• **Action item**
Could you filter the records below and return each line that holds "sales"?

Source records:
* * * * *
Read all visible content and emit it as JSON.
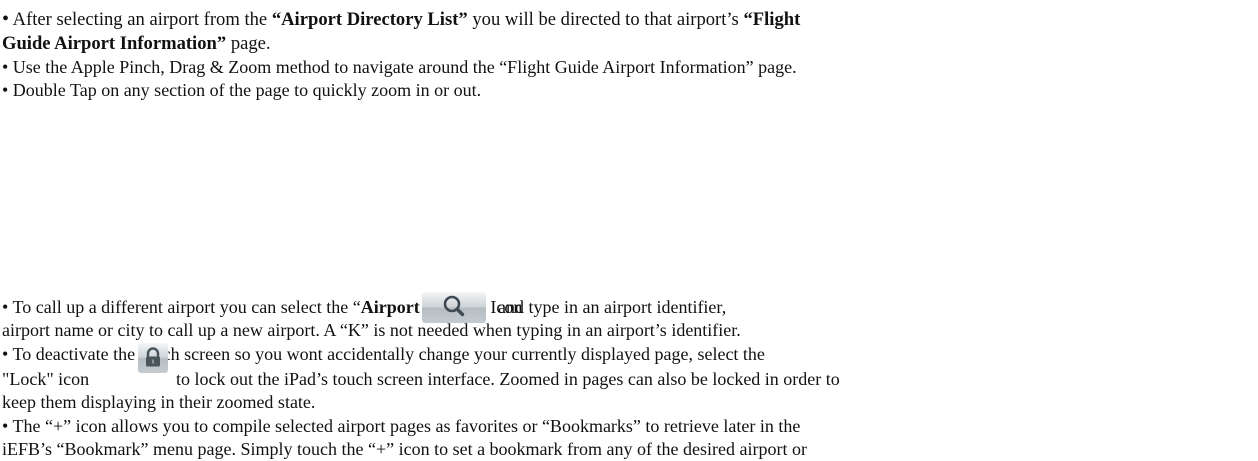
{
  "p1": {
    "bullet": "•",
    "t1": " After selecting an airport from the ",
    "b1": "“Airport Directory List”",
    "t2": " you will be directed to that airport’s ",
    "b2": "“Flight",
    "b3": "Guide Airport Information”",
    "t3": " page."
  },
  "p2": "• Use the Apple Pinch, Drag & Zoom method to navigate around the “Flight Guide Airport Information” page.",
  "p3": "• Double Tap on any section of the page to quickly zoom in or out.",
  "p4": {
    "t1": "• To call up a different airport you can select the “",
    "b1": "Airport Search”",
    "t2": " Icon",
    "t3": "and type in an airport identifier,",
    "line2": "airport name or city to call up a new airport. A “K” is not needed when typing in an airport’s identifier."
  },
  "p5": {
    "line1": "• To deactivate the touch screen so you wont accidentally change your currently displayed page, select the",
    "t1": "\"Lock\" icon",
    "t2": "to lock out the iPad’s touch screen interface. Zoomed in pages can also be locked in order to",
    "line3": "keep them displaying in their zoomed state."
  },
  "p6": {
    "line1": "• The “+” icon allows you to compile selected airport pages as favorites or “Bookmarks” to retrieve later in the",
    "line2": "iEFB’s “Bookmark” menu page. Simply touch the “+” icon to set a bookmark from any of the desired airport or",
    "line3": "chart pages."
  },
  "icons": [
    "search-icon",
    "lock-icon"
  ]
}
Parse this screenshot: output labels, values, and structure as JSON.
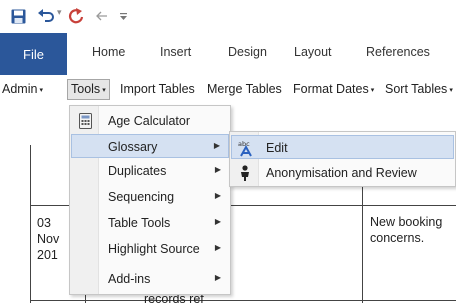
{
  "quick_access": {
    "save_icon": "save-icon",
    "undo_icon": "undo-icon",
    "redo_icon": "redo-icon",
    "back_icon": "back-arrow-icon",
    "customize_icon": "customize-toolbar-icon"
  },
  "ribbon": {
    "tabs": [
      "File",
      "Home",
      "Insert",
      "Design",
      "Layout",
      "References"
    ]
  },
  "toolbar": {
    "items": [
      {
        "label": "Admin",
        "caret": "▾"
      },
      {
        "label": "Tools",
        "caret": "▾"
      },
      {
        "label": "Import Tables",
        "caret": ""
      },
      {
        "label": "Merge Tables",
        "caret": ""
      },
      {
        "label": "Format Dates",
        "caret": "▾"
      },
      {
        "label": "Sort Tables",
        "caret": "▾"
      }
    ]
  },
  "document": {
    "date_lines": [
      "03",
      "Nov",
      "201"
    ],
    "booking_text": [
      "New booking",
      "concerns."
    ],
    "partial_text": "records ref"
  },
  "tools_menu": {
    "items": [
      {
        "label": "Age Calculator",
        "icon": "calculator-icon",
        "submenu": false
      },
      {
        "label": "Glossary",
        "icon": "",
        "submenu": true
      },
      {
        "label": "Duplicates",
        "icon": "",
        "submenu": true
      },
      {
        "label": "Sequencing",
        "icon": "",
        "submenu": true
      },
      {
        "label": "Table Tools",
        "icon": "",
        "submenu": true
      },
      {
        "label": "Highlight Source",
        "icon": "",
        "submenu": true
      },
      {
        "label": "Add-ins",
        "icon": "",
        "submenu": true
      }
    ],
    "highlighted": "Glossary"
  },
  "glossary_submenu": {
    "items": [
      {
        "label": "Edit",
        "icon": "abc-edit-icon"
      },
      {
        "label": "Anonymisation and Review",
        "icon": "anonymisation-icon"
      }
    ],
    "highlighted": "Edit"
  },
  "colors": {
    "file_tab": "#2b579a",
    "accent_red": "#c8413a",
    "highlight": "#d5e1f2"
  }
}
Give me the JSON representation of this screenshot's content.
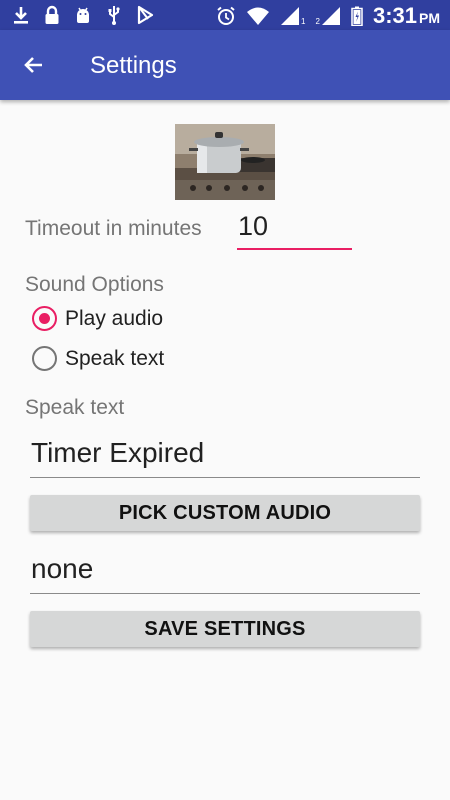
{
  "status_bar": {
    "time": "3:31",
    "ampm": "PM",
    "sim1": "1",
    "sim2": "2"
  },
  "app_bar": {
    "title": "Settings"
  },
  "timeout": {
    "label": "Timeout in minutes",
    "value": "10"
  },
  "sound_options": {
    "label": "Sound Options",
    "options": [
      {
        "label": "Play audio",
        "checked": true
      },
      {
        "label": "Speak text",
        "checked": false
      }
    ]
  },
  "speak_text": {
    "label": "Speak text",
    "value": "Timer Expired"
  },
  "buttons": {
    "pick_custom_audio": "PICK CUSTOM AUDIO",
    "save_settings": "SAVE SETTINGS"
  },
  "custom_audio": {
    "value": "none"
  },
  "colors": {
    "primary": "#3f51b5",
    "primary_dark": "#303f9f",
    "accent": "#e91e63"
  }
}
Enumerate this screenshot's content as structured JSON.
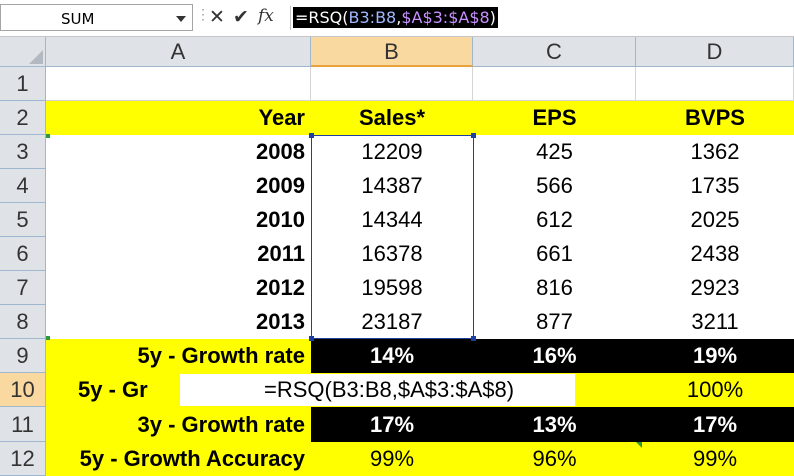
{
  "formula_bar": {
    "name_box": "SUM",
    "cancel_icon": "✕",
    "enter_icon": "✔",
    "fx_label": "fx",
    "formula_prefix": "=RSQ(",
    "formula_ref1": "B3:B8",
    "formula_sep": ",",
    "formula_ref2": "$A$3:$A$8",
    "formula_suffix": ")"
  },
  "columns": [
    "A",
    "B",
    "C",
    "D"
  ],
  "rows": [
    "1",
    "2",
    "3",
    "4",
    "5",
    "6",
    "7",
    "8",
    "9",
    "10",
    "11",
    "12"
  ],
  "headers": {
    "year": "Year",
    "sales": "Sales*",
    "eps": "EPS",
    "bvps": "BVPS"
  },
  "data_rows": [
    {
      "year": "2008",
      "sales": "12209",
      "eps": "425",
      "bvps": "1362"
    },
    {
      "year": "2009",
      "sales": "14387",
      "eps": "566",
      "bvps": "1735"
    },
    {
      "year": "2010",
      "sales": "14344",
      "eps": "612",
      "bvps": "2025"
    },
    {
      "year": "2011",
      "sales": "16378",
      "eps": "661",
      "bvps": "2438"
    },
    {
      "year": "2012",
      "sales": "19598",
      "eps": "816",
      "bvps": "2923"
    },
    {
      "year": "2013",
      "sales": "23187",
      "eps": "877",
      "bvps": "3211"
    }
  ],
  "summary": {
    "growth5_label": "5y - Growth rate",
    "growth5": {
      "sales": "14%",
      "eps": "16%",
      "bvps": "19%"
    },
    "row10_label_partial": "5y - Gr",
    "row10_edit_text": "=RSQ(B3:B8,$A$3:$A$8)",
    "row10_bvps": "100%",
    "growth3_label": "3y - Growth rate",
    "growth3": {
      "sales": "17%",
      "eps": "13%",
      "bvps": "17%"
    },
    "accuracy_label": "5y - Growth Accuracy",
    "accuracy": {
      "sales": "99%",
      "eps": "96%",
      "bvps": "99%"
    }
  },
  "icons": {
    "namebox_dropdown": "chevron-down-icon",
    "cancel": "close-icon",
    "enter": "check-icon",
    "function": "function-icon"
  },
  "colors": {
    "highlight": "#ffff00",
    "dark_cell": "#000000",
    "header_bg": "#dfe3e8",
    "selected_header": "#f9d99f",
    "range_border": "#1f3f9e"
  }
}
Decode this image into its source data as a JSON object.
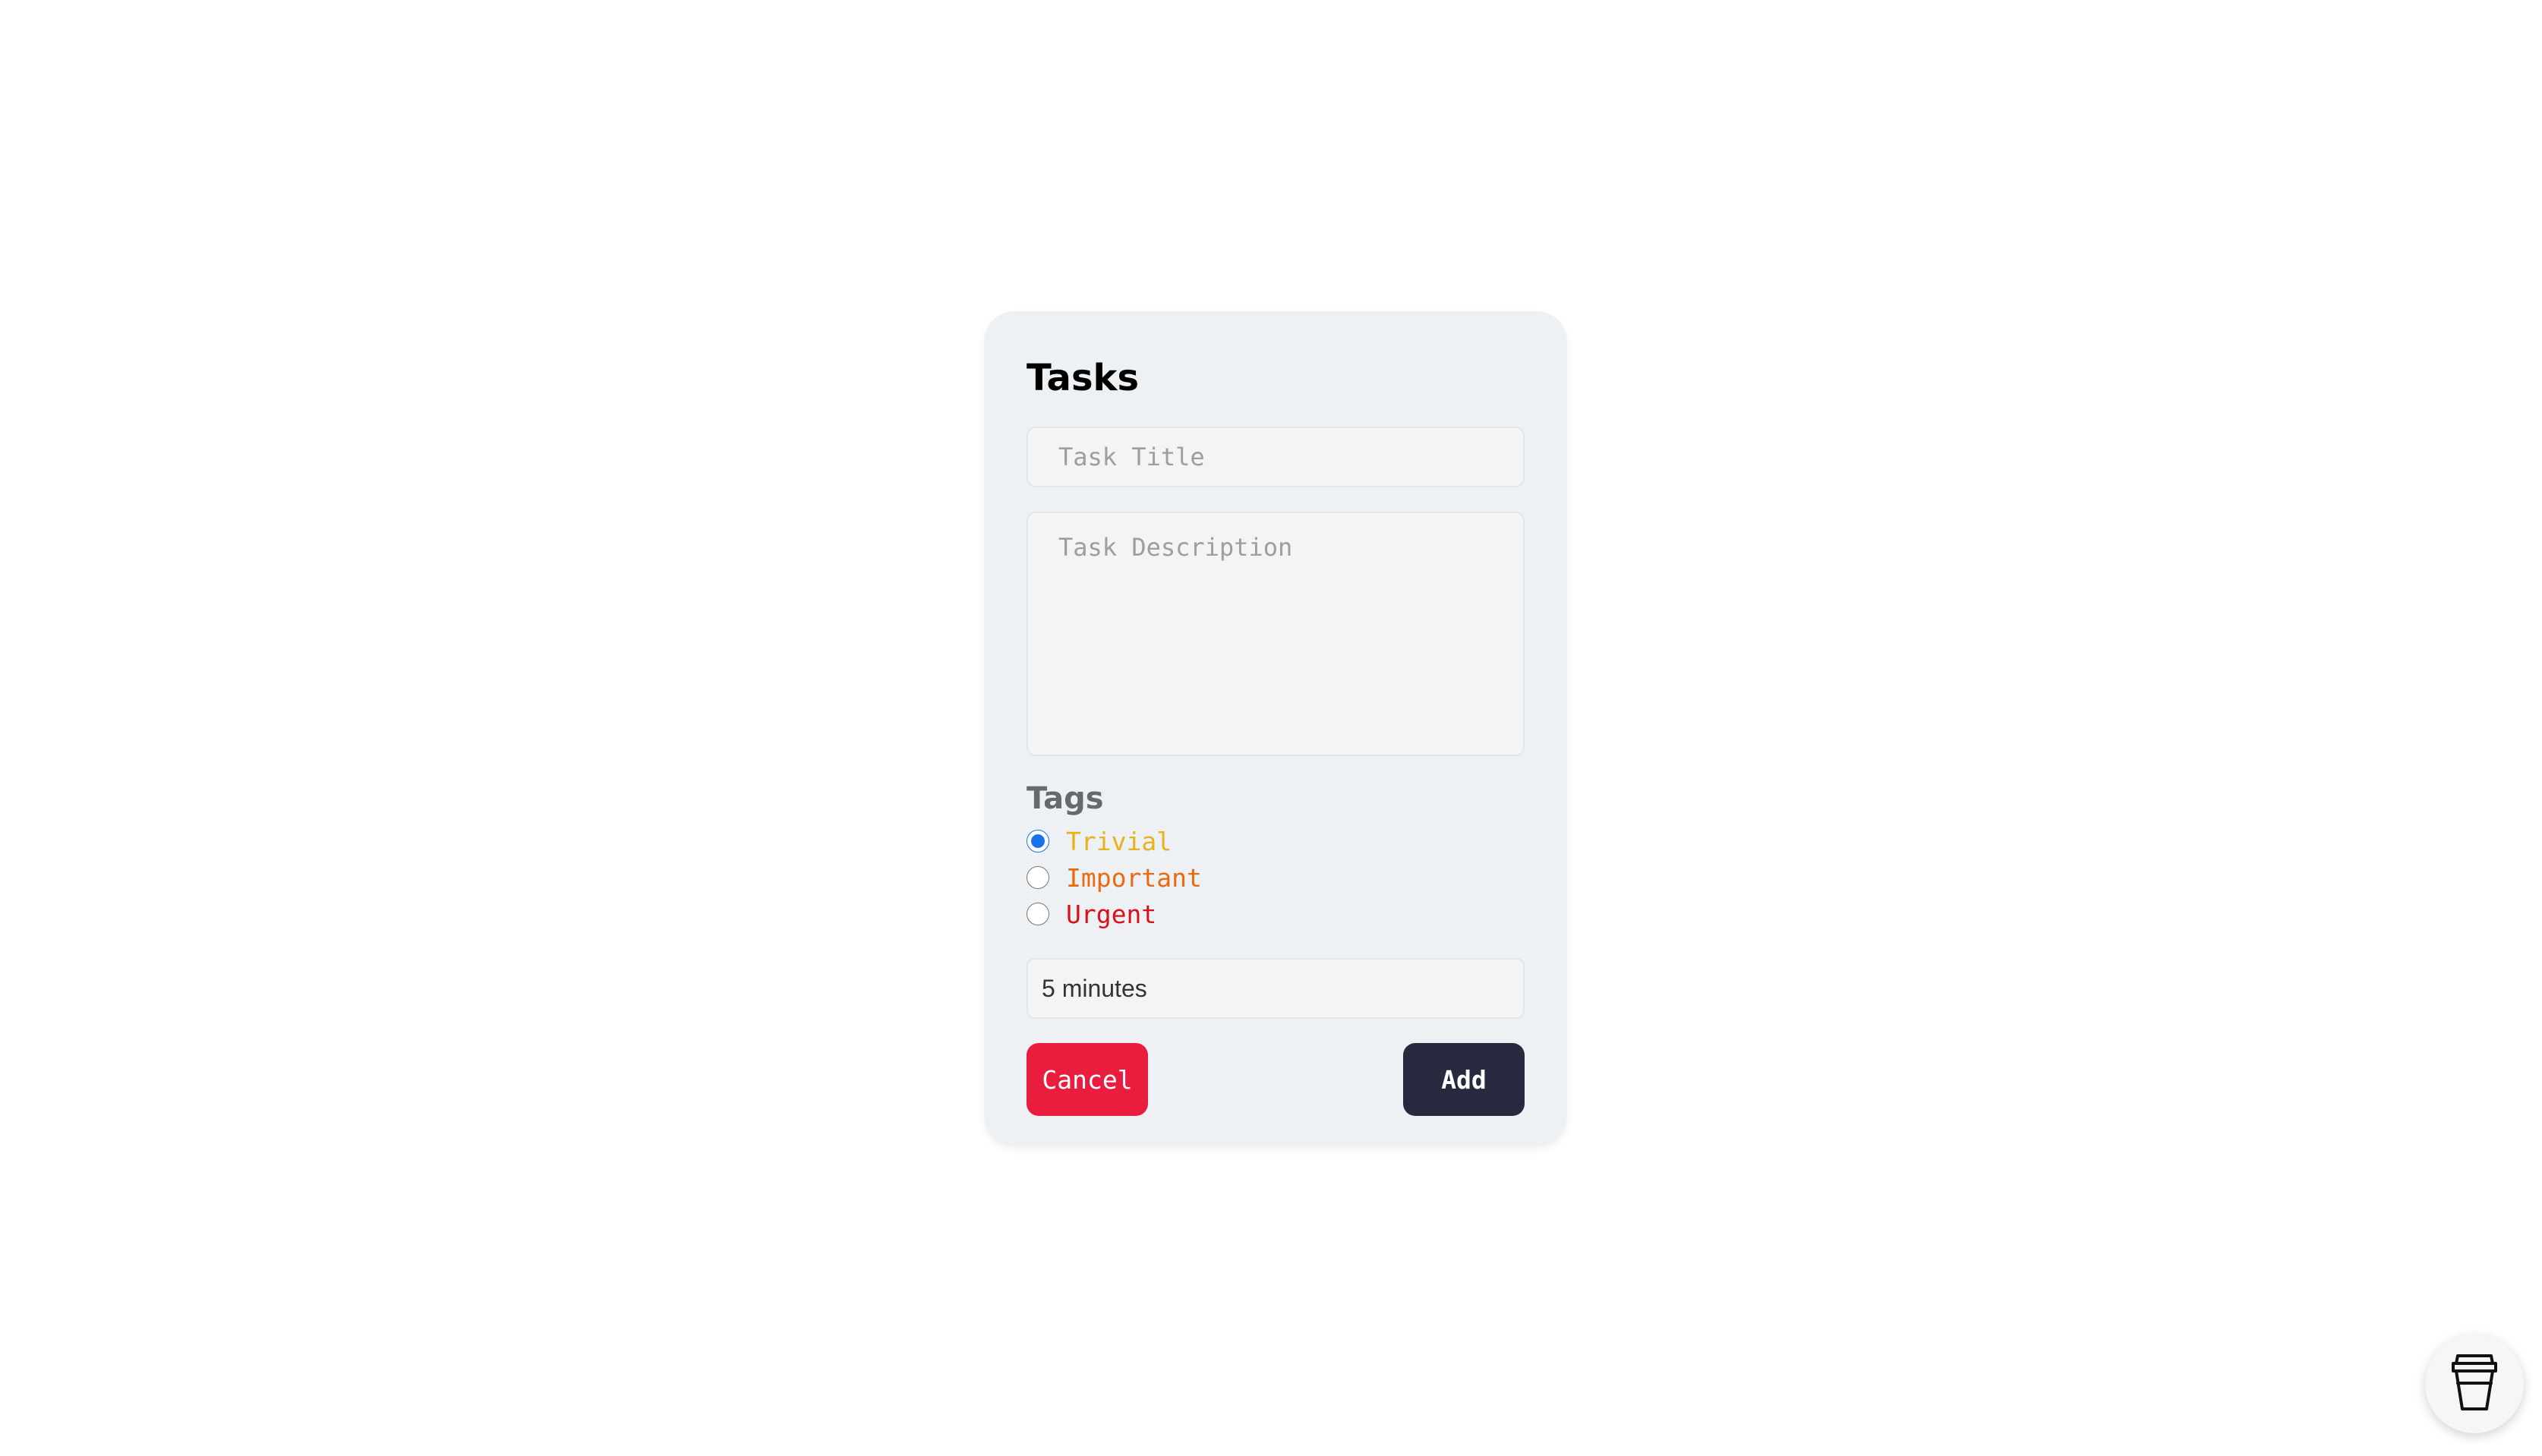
{
  "form": {
    "title": "Tasks",
    "title_placeholder": "Task Title",
    "description_placeholder": "Task Description",
    "tags_label": "Tags",
    "tags": [
      {
        "label": "Trivial",
        "color": "#e8b21c",
        "selected": true
      },
      {
        "label": "Important",
        "color": "#ea6a12",
        "selected": false
      },
      {
        "label": "Urgent",
        "color": "#d8101c",
        "selected": false
      }
    ],
    "duration": "5 minutes",
    "cancel_label": "Cancel",
    "add_label": "Add"
  },
  "colors": {
    "card_background": "#edf1f4",
    "cancel_button": "#eb1d3f",
    "add_button": "#272a3e",
    "radio_accent": "#1a73e8"
  },
  "fab": {
    "icon": "coffee-cup-icon"
  }
}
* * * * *
• **Output for this task**
    "sales": "Sales*",
      "sales": "12209",
      "sales": "14387",
      "sales": "14344",
      "sales": "16378",
      "sales": "19598",
      "sales": "23187",
      "sales": "14%",
      "sales": "17%",
      "sales": "99%",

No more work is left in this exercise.